In different ways, my parents both taught me to believe in myself and my potential. I had a Caucasian mom who was only a high school graduate, but she was brilliant—she just didn't go to college because her family didn't have the means. But she was self-educated—very culturally aware and politically active. And then I have an African American dad [Phil Crutchfield, MBA 1971] who went to HBS and served in the Air Force. Growing up in separate worlds, they both had ambitions and desires to advance, to see the world, and to connect with people.

They told me, "We love you. We believe in you. You can be and do whatever you'd like. But people are going to judge you no matter what. So your best has to be better than everyone else's." I think that message became part of my own inner mission statement: That I wanted to be the best I could be, make my parents proud, and prove to others that I deserved to be where I was-to not be judged as a token.

Growing up as a biracial kid, I kind of got it from both sides. When my mom picked me up from school, the black kids would ask, "Is that your mother? Are you adopted?" and I couldn't even fathom why they wouldn't understand that of course that's my mother. The white kids who I was friendly with would say, "Oh, by the way, we can't really date because my parents wouldn't approve." Those are the social speed bumps that can give you a weird, funhouse-mirror view of yourself; it took some time for me to see myself clearly.

I always knew that education was important; thanks to the organization A Better Chance, which provides scholarships for students of color to attend college prep schools, I was able to go to the Middlesex School in Concord, Massachusetts. It was a topnotch education, which compensated for some of the social isolation I felt as the only African American student in the entire school the first year I attended. When I got to Brown University as an undergraduate, it was heaven. I saw people like me. I saw people who weren't like me. It was the best environment to grow into a stronger, more complete sense of myself. But with HBS, the best was to come. I made the decision to apply because I felt I'd hit a plateau in my position at Showtime—that if I really wanted to make that next leap, I needed to throw myself into a challenging, full-time learning experience. It was truly everything I'd hoped for and more—over time, the leadership and organizational behavior lessons have only grown in their relevance and value as I've matured as a manager and weathered a range of organizational shifts. Becoming attuned to how people think, feel, and interact in work environments has proven every bit as valuable as applying analytical skills and effective general management.

One of the best experiences I had during my time as a student was chairing the 25th anniversary of the H. Naylor Fitzhugh Conference. I believe the African American Student Union is an organization that we need now more than ever in today's political climate. We need to help each other. We need to hire each other. We need to learn from each other. We need to support each other. The fact that AASU was part of my father's experience when he was at HBS, and that it continues to serve a meaningful purpose, is something I'm proud of and want to celebrate.

I can't really think about my career without considering the powerful effect of the mentors I've had; in the same way, I feel passionately about being a "mentoring multiplier" in terms of directly assisting others and encouraging others to lend their own expertise.

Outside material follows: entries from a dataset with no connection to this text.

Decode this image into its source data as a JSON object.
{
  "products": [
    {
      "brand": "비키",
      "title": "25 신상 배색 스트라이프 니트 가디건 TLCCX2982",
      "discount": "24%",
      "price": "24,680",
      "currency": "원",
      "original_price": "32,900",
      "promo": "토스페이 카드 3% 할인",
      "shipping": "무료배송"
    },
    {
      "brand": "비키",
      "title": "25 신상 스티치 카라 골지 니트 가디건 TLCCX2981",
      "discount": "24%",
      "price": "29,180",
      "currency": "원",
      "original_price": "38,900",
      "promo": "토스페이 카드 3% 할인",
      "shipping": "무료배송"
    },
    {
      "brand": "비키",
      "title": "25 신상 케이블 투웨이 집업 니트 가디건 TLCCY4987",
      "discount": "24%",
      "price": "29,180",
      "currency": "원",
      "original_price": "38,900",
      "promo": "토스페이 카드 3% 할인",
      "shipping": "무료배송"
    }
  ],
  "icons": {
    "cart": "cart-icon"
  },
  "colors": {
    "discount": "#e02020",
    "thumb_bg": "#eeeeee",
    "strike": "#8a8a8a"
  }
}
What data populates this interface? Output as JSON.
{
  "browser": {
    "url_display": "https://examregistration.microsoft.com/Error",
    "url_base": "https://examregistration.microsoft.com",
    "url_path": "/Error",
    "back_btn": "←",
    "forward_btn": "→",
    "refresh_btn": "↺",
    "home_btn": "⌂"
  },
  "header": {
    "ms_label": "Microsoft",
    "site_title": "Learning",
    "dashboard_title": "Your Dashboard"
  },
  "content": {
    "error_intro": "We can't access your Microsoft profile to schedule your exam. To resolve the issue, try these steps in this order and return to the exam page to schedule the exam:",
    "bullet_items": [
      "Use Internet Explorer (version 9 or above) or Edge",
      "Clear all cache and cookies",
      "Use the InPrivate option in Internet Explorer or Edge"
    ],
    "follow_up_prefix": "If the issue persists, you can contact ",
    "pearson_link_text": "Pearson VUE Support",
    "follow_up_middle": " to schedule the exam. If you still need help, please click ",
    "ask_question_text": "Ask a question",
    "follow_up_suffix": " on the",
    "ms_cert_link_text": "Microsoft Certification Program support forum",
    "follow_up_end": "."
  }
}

At Showtime, I don't feel conspicuous. I think I've earned our leadership team's respect. But I do have a memory of taking a client to lunch with my boss and another senior-level executive from Showtime. It was following a long, and successful, effort on my part to increase our representation with a cable provider. This particular client said, "Sara's been very gracious, and she's so articulate." It was one of those weird, backhanded compliments. I felt I had worked hard, and been so professional, creative, and resourceful—and he was complimenting me for stringing a sentence together. That made me resolve to work even harder and do more to prove to him that I'm the best account manager he's ever had.

My advice to young black women attending HBS is to stay true to yourself, even when it leads to decisions that are contrary to what others may choose for themselves. In the face of rapid change and an unpredictable future, the depth of your self-knowledge will keep you on course. Also, a lot of us carry around a little inner critic who is always talking us down. Don't worry, other people will talk you down! Don't do it to yourself.